Statistical analysis was performed using unpaired, two-tailed Student's t-test or a two-way analysis of variance (ANOVA) followed by Tukey's multiple comparisons test as indicated (GraphPad Prism version 7.03 and Microsoft Excel). Values are presented as mean±s.d. with P<0.05 considered significant.
Sections were photographed using a DM5000 microscope (Leica Camera, Wetzlar, Germany) with Leica DFC300FX digital camera or a Leica DMI6000B microscope with Leica DFC350FX digital camera. All images were then processed in Adobe Photoshop CS3 or CS4.
We thank Rolf Kemler (MPI for Immunobiology, Freiburg) for the CDH1 antibody, and Patricia Zarnovican for excellent technical support. Microarray data used in this publication were generated by the Research Core Unit Genomics (RCUG) at Hannover Medical School.
Conceptualization: L.D., H.T., A.K.; Methodology: M.M., H.T., M.-O.T.; Software: M.-O.T.; Validation: L.D., H.T.; Formal analysis: L.D., M.M., H.T., U.W.H.J., M.-O.T.; Investigation: L.D., M.M., H.T., U.W.H.J., C.R., M.-O.T.; Resources: C.R.; Data curation: L.D., H.T., M.-O.T.; Writing - original draft: L.D., A.K.; Writing - review & editing: L.D., M.M., H.T., U.W.H.J., C.R., H.H., M.-O.T., A.K.; Visualization: L.D., H.T.; Supervision: C.R., H.H., A.K.; Project administration: A.K.; Funding acquisition: H.H., A.K.
This work was supported by a grant from the German Research Council (Deutsche Forschungsgemeinschaft; DFG KI728/9-2) to A.K.
Peer review history

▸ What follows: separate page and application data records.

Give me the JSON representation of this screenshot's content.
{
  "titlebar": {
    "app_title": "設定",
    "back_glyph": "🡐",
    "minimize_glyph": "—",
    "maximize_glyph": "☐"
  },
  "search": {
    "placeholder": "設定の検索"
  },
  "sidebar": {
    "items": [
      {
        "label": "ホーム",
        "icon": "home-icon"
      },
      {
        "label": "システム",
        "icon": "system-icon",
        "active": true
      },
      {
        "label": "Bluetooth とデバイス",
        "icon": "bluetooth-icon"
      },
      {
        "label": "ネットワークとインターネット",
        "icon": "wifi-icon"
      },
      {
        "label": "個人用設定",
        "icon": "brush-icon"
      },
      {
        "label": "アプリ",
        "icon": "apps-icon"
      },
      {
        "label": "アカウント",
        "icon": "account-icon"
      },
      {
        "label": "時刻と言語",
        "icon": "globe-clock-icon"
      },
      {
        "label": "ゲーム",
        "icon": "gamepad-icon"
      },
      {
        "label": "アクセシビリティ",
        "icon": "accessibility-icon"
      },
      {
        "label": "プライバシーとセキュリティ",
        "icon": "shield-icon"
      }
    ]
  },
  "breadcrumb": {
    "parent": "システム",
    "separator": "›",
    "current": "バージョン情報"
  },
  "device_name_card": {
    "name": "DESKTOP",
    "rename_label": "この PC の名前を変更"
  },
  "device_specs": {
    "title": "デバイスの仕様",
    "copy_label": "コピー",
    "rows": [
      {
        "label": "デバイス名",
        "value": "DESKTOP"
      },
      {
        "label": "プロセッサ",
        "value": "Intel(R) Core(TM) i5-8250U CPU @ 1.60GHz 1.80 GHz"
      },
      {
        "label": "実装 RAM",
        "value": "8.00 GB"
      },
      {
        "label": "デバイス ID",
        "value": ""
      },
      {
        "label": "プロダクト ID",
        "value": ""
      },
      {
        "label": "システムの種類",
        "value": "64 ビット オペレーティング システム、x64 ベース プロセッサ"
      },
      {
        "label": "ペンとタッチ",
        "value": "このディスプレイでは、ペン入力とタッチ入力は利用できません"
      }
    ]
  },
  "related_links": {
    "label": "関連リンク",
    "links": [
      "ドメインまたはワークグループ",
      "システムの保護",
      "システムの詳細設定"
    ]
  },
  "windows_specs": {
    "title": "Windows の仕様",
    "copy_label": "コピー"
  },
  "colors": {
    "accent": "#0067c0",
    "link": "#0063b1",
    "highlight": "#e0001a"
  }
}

The peer review history is available online at https://journals.biologists.com/dev/lookup/doi/10.1242/dev.200767.reviewer-comments.pdf.
The authors declare no competing or financial interests.